If I wasn’t sweating, I wasn’t working hard. This perspective served me well in entry-level jobs that required physical exertion, like hauling plants around a humid greenhouse. But it didn’t age well. As my career shifted to knowledge work, this “work hard” mindset translated to long hours in the office churning out high volumes of low-value labor—writing meeting minutes nobody read or creating spreadsheets of little substance. I applied a “blue collar” approach to a “white collar” profession, misbelieving I was working hard. Yet, paradoxically, I was following a lazy path.
Shortcomings of “Work Smart, Not Hard”
Some trite advice to my past self could be “work smart, not hard.” Don’t spend hours manually editing two thousand cells (yes, I’ve done this) when a twenty-character Excel formula could do it in seconds. While “work smart, not hard” is excellent for task execution, it assumes a basic premise: The work is worth doing. “Work smart” implies that the “hard” in “work hard” is the problem, but what if the real culprit was the “work” itself?
Manually editing two-thousand spreadsheet cells is hard work in the truest sense, for when you finish, you’ll have eye strain and feel exhausted. But let’s not kid ourselves: the work doesn’t require much thought.
This brand of hard work is lazy thinking. You might not know why you’re editing this spreadsheet, or the task might lead to nothing, rendering your work useless.

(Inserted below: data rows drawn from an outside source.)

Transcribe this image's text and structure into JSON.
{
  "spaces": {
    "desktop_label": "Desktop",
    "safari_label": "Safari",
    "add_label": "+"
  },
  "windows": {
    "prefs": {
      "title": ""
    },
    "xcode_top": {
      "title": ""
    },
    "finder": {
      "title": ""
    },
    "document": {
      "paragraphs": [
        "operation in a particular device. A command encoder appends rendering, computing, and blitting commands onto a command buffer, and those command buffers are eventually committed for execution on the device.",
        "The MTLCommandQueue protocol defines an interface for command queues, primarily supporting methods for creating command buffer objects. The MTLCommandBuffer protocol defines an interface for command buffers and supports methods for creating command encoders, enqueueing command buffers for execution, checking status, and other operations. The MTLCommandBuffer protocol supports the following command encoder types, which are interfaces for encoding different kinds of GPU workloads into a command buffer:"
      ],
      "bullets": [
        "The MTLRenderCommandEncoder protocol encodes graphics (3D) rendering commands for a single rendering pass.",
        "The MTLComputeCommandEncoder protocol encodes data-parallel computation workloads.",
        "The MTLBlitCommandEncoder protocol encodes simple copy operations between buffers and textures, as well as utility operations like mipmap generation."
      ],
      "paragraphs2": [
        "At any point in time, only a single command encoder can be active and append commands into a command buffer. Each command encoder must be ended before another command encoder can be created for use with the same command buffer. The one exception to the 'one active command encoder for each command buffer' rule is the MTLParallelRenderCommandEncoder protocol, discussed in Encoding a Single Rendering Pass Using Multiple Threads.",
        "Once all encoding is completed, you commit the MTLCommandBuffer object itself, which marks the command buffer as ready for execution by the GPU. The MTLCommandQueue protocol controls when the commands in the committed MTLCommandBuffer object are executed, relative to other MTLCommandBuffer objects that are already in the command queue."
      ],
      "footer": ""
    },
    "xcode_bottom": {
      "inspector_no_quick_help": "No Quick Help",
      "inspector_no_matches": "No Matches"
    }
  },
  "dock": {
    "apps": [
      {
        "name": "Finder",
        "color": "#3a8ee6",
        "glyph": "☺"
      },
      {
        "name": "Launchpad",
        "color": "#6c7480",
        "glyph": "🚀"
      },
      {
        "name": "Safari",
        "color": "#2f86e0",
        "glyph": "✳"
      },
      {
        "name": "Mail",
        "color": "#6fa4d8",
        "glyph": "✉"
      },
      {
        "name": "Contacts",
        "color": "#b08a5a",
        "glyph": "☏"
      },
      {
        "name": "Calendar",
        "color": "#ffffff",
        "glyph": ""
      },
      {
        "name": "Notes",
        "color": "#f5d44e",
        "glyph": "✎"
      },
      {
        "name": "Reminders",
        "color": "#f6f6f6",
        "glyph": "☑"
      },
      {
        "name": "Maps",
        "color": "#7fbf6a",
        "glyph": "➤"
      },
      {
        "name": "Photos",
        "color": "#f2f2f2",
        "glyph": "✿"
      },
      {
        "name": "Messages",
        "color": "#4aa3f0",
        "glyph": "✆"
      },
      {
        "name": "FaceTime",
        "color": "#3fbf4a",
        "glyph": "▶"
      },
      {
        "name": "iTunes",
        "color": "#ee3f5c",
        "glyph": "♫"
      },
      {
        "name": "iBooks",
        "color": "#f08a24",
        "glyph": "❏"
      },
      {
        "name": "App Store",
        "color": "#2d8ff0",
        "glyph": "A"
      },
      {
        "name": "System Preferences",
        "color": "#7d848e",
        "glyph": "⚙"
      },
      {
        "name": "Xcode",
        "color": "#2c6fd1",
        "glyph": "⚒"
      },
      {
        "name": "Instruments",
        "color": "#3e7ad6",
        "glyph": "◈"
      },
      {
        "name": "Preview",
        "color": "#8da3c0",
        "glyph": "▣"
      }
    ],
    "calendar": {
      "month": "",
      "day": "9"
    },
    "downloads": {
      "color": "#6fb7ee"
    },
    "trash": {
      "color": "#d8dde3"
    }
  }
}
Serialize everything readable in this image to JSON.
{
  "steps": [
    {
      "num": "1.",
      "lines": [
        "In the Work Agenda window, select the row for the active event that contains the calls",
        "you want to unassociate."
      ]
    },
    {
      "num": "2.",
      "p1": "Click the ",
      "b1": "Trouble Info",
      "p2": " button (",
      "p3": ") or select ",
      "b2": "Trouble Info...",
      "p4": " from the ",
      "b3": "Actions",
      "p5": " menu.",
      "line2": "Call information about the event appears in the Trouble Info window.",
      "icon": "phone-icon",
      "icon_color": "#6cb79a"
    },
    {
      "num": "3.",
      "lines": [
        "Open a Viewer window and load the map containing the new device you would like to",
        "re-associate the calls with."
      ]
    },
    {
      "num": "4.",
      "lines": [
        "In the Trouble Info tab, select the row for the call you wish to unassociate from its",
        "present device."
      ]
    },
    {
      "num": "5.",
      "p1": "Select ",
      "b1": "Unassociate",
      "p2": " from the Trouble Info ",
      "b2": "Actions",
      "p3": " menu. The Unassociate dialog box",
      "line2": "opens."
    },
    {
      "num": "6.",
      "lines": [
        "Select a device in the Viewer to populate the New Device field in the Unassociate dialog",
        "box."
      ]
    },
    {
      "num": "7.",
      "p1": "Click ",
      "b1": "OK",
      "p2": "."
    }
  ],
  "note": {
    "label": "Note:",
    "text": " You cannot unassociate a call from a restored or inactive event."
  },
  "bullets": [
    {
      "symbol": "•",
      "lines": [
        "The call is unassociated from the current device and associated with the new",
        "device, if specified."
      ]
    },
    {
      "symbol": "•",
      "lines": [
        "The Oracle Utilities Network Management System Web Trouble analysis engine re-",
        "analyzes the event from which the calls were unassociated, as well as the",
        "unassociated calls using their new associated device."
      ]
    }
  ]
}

It’s not our fault that we fall into lazy thinking—most education systems at scale fail to teach us how to think hard. Some could argue this is a conspiracy to infantilize society and make us more compliant to authority—for which I’ll make no comment. To use Occam’s Razor, I think the simple answer is that education at scale is messy. Teaching critical thinking en masse is infeasible because the individual learners must want to put in the effort.
The Need for Thinking Hard
Lazy thinking is our default state—some might say it’s “natural” to let our monkey minds run rampant. While that’s more or less worked so far, the world has shifted from a need for physical fitness to a need for cognitive fitness. We no longer compete with large animals like saber-tooth tigers or endure unknown seas to discover new lands. Now we compete with manmade technology, be it highly efficient processes, sophisticated machines, or artificial intelligence, so we require more intellect, more “thinking hard,” to be effective.
Although thinking hard is a learnable skill, its fundamental cornerstone is concentration—of which we are in short supply.
Many believe that concentration is going extinct. 51% of UK adults believe the results of a controversial study from Microsoft in 2015, claiming that adult attention spans are around eight seconds. While the Microsoft study hasn’t been peer-reviewed or replicated, the perception remains that social media, pervasive smartphone access, and Big Tech’s “attention economy” create an environment unsuitable for sustained focus. Whether or not these factors—or other factors beyond our control—have atrophied our concentration, we don’t have to accept our weak state.
We can get off our cognitive couches and cultivate the ability to concentrate.
Developing Cognitive Fitness
When cognitively fit, we can work more efficiently to create time for the things we enjoy. We can reduce anxiety because we’re not victims of an untrained monkey mind. We can gain self-confidence as we learn to direct our mental energy to things we choose rather than things that are thrust upon us.
If 30 minutes of running can improve our cardio, could 30 minutes of reading improve our focus?
A Cognitive Fitness Routine
Here’s a “cognitive fitness routine” I’ve been following to strengthen my concentration muscles:
- Pick a Concentration Habit. Like physical exercise, pick something that interests you and requires focus—such as reading or meditation. Do this activity every day.
- Start Stupidly Small. If your attention span is only eight seconds long (I don’t know how you’d read this far if so), make your habit five minutes per day to establish your base.
- Ramp Up Slowly. Each week, extend your period of focus. During week two, move to ten minutes per day. The following week, fifteen. Then thirty.
- Take Breaks. Like resting between reps, take breaks between periods of focus. Consider the Pomodoro Method to timebox your concentration bouts.
- Low Info Diet. No workout routine lets you eat with abandon since a poor diet will sabotage any fitness effort. If junk food’s in the house, you’ll eat it. If “junk media” is on your phone, you’ll binge it. I set usage timers on social media so I don’t doom-scroll for more than fifteen minutes daily.
Do this for a while, and your ability to concentrate—your ability to think hard—begins to grow.
Like any fitness regimen, maintenance is critical. It’s okay to splurge occasionally but stay committed to your cognitive fitness routine to keep those concentration muscles big, strong, and shiny.